We cannot survive and thrive without immediate change toward an anti-racist model of design education and practice. Existing systems have not been able to transform away from centering and advancing whiteness, through their reliance on an implied dominant and racialized subject and audience. The impacts of that centering are widespread and can be felt in the inequities that global extraction, racial capitalism, and colonialism have created. The earth and the majority of its people have suffered tremendous harm as a result. Collective liberation cannot only occur within the confines of individual institutions—Dark Matter University is founded to work inside and outside of existing systems to challenge, inform, and reshape our present world toward a better future.

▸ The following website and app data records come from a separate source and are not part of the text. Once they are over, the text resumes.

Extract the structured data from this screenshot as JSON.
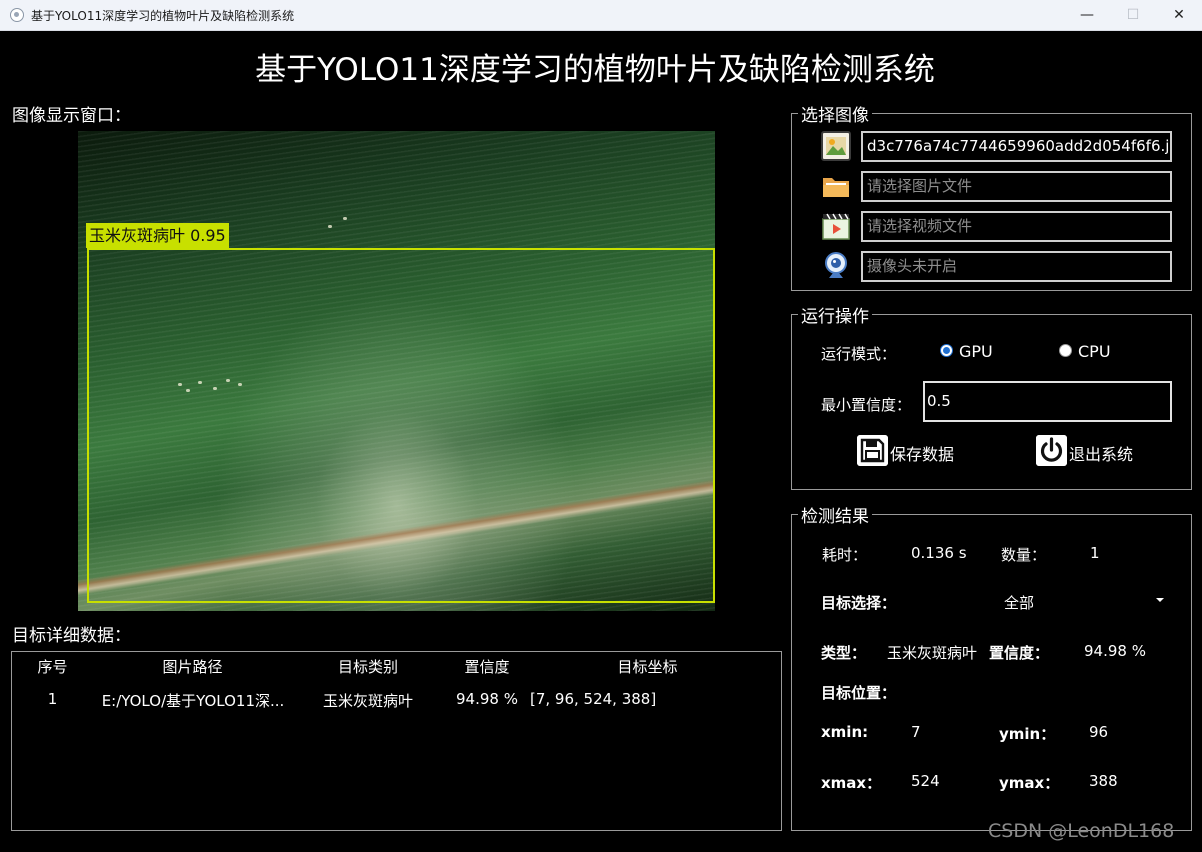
{
  "window": {
    "title": "基于YOLO11深度学习的植物叶片及缺陷检测系统",
    "minimize_glyph": "—",
    "maximize_glyph": "☐",
    "close_glyph": "✕"
  },
  "header": {
    "title": "基于YOLO11深度学习的植物叶片及缺陷检测系统"
  },
  "viewer": {
    "label": "图像显示窗口：",
    "detection": {
      "label": "玉米灰斑病叶 0.95",
      "color": "#c8e000"
    }
  },
  "details": {
    "label": "目标详细数据：",
    "columns": [
      "序号",
      "图片路径",
      "目标类别",
      "置信度",
      "目标坐标"
    ],
    "rows": [
      {
        "index": "1",
        "path": "E:/YOLO/基于YOLO11深...",
        "class": "玉米灰斑病叶",
        "confidence": "94.98 %",
        "coords": "[7, 96, 524, 388]"
      }
    ]
  },
  "select_image": {
    "title": "选择图像",
    "image_file": {
      "value": "d3c776a74c7744659960add2d054f6f6.jpg",
      "icon": "image-icon"
    },
    "folder": {
      "placeholder": "请选择图片文件",
      "icon": "folder-icon"
    },
    "video": {
      "placeholder": "请选择视频文件",
      "icon": "video-icon"
    },
    "camera": {
      "placeholder": "摄像头未开启",
      "icon": "webcam-icon"
    }
  },
  "run_ops": {
    "title": "运行操作",
    "mode_label": "运行模式：",
    "gpu_label": "GPU",
    "cpu_label": "CPU",
    "selected_mode": "GPU",
    "min_conf_label": "最小置信度：",
    "min_conf_value": "0.5",
    "save_label": "保存数据",
    "exit_label": "退出系统"
  },
  "results": {
    "title": "检测结果",
    "time_label": "耗时：",
    "time_value": "0.136 s",
    "count_label": "数量：",
    "count_value": "1",
    "target_select_label": "目标选择：",
    "target_select_value": "全部",
    "type_label": "类型：",
    "type_value": "玉米灰斑病叶",
    "conf_label": "置信度：",
    "conf_value": "94.98 %",
    "position_label": "目标位置：",
    "xmin_label": "xmin:",
    "xmin_value": "7",
    "ymin_label": "ymin：",
    "ymin_value": "96",
    "xmax_label": "xmax：",
    "xmax_value": "524",
    "ymax_label": "ymax：",
    "ymax_value": "388"
  },
  "watermark": "CSDN @LeonDL168",
  "colors": {
    "background": "#000000",
    "box": "#c8e000",
    "radio_accent": "#1f6fd1"
  }
}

DMU MISSION

Dark Matter University is a democratic network
with the following principles guiding its actions.
We work to create:

01

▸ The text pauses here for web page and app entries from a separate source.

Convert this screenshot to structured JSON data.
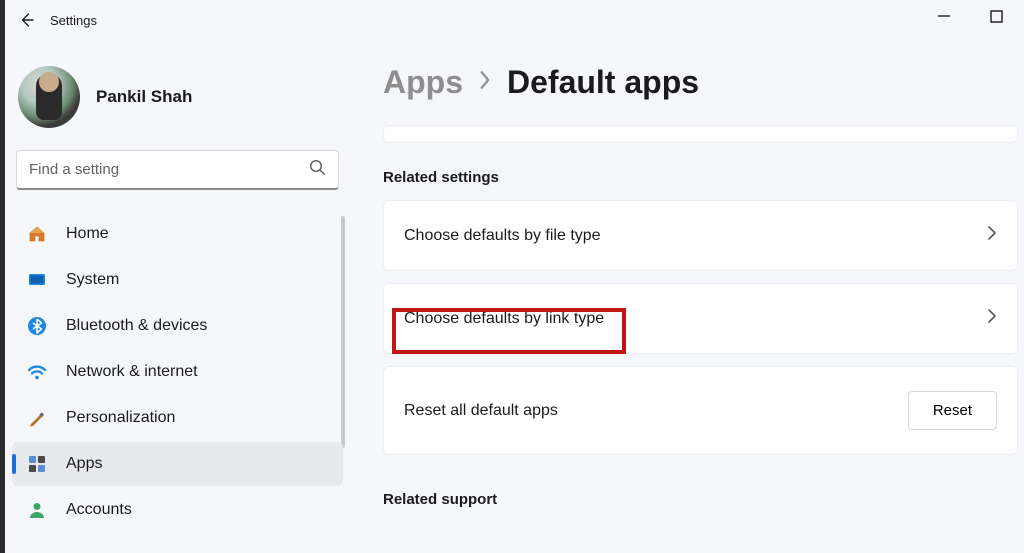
{
  "window": {
    "title": "Settings",
    "user_name": "Pankil Shah"
  },
  "search": {
    "placeholder": "Find a setting"
  },
  "sidebar": {
    "items": [
      {
        "label": "Home",
        "icon": "home-icon"
      },
      {
        "label": "System",
        "icon": "system-icon"
      },
      {
        "label": "Bluetooth & devices",
        "icon": "bluetooth-icon"
      },
      {
        "label": "Network & internet",
        "icon": "network-icon"
      },
      {
        "label": "Personalization",
        "icon": "personalization-icon"
      },
      {
        "label": "Apps",
        "icon": "apps-icon"
      },
      {
        "label": "Accounts",
        "icon": "accounts-icon"
      }
    ],
    "active_index": 5
  },
  "breadcrumb": {
    "parent": "Apps",
    "current": "Default apps"
  },
  "sections": {
    "related_settings_heading": "Related settings",
    "related_support_heading": "Related support",
    "items": {
      "file_type": "Choose defaults by file type",
      "link_type": "Choose defaults by link type",
      "reset_label": "Reset all default apps",
      "reset_button": "Reset"
    }
  }
}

NEW FORMS OF KNOWLEDGE AND KNOWLEDGE PRODUCTION

through radical anti-racist forms of communal knowledge and spatial practice that are grounded in lived experience. We challenge hegemonic pedagogies, canons, and epistemologies drawn from paradigms of white domination while elevating ancestral and local knowledge.

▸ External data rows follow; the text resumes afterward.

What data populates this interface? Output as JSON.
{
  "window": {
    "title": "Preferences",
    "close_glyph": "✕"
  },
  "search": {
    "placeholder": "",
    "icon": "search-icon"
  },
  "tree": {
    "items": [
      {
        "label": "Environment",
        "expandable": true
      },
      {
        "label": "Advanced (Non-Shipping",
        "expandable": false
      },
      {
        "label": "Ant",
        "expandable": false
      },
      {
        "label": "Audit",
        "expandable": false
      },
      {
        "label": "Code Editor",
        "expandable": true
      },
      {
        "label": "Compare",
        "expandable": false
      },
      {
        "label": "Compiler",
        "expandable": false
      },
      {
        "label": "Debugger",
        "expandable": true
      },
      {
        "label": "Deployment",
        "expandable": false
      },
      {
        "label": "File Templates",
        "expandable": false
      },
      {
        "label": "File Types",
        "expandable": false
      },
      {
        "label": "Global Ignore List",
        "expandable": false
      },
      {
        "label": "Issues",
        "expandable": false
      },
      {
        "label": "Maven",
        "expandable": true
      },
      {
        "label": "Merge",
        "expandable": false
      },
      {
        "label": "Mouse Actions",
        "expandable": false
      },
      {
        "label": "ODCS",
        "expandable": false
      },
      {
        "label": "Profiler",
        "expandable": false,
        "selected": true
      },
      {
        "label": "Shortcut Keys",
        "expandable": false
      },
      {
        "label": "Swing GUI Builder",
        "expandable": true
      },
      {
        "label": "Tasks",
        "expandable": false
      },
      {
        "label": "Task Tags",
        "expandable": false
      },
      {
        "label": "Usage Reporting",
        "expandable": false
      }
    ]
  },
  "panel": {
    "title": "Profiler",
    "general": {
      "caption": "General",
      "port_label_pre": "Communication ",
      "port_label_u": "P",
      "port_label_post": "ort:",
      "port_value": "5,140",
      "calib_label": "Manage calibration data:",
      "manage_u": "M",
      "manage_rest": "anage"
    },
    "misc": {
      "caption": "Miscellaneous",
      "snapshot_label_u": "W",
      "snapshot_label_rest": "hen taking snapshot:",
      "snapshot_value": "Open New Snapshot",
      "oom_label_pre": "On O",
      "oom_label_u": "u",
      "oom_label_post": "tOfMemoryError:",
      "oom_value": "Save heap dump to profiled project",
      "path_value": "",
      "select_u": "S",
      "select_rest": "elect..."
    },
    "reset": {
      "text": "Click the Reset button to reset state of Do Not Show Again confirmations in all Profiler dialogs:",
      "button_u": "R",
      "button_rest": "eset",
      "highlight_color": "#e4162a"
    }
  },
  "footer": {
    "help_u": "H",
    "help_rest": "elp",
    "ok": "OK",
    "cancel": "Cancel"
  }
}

02

NEW FORMS OF INSTITUTIONS

along a networked resource distribution model between institutions. We extract from those who have extracted to collate resources and lift up marginalized voices.

03

NEW FORMS OF COLLECTIVITY AND PRACTICE

that democratize models of practice, education, and labor at all phases of production. We operate with deep consideration of ethics and a duty of care, moving from hard to soft power.

04

NEW FORMS OF COMMUNITY AND CULTURE

that expand the circle of those contributing to anti-racist design pedagogy and practice. We actively build power and share knowledge to build capacity and resilience in communities beyond the preconceived boundaries of our fields.

05

NEW FORMS OF DESIGN

that open the possibilities and methodologies for designing the built environment. We aim to co-create new formal and spatial imaginaries that serve broader, often overlooked, constituencies and consider multiple subjectivities.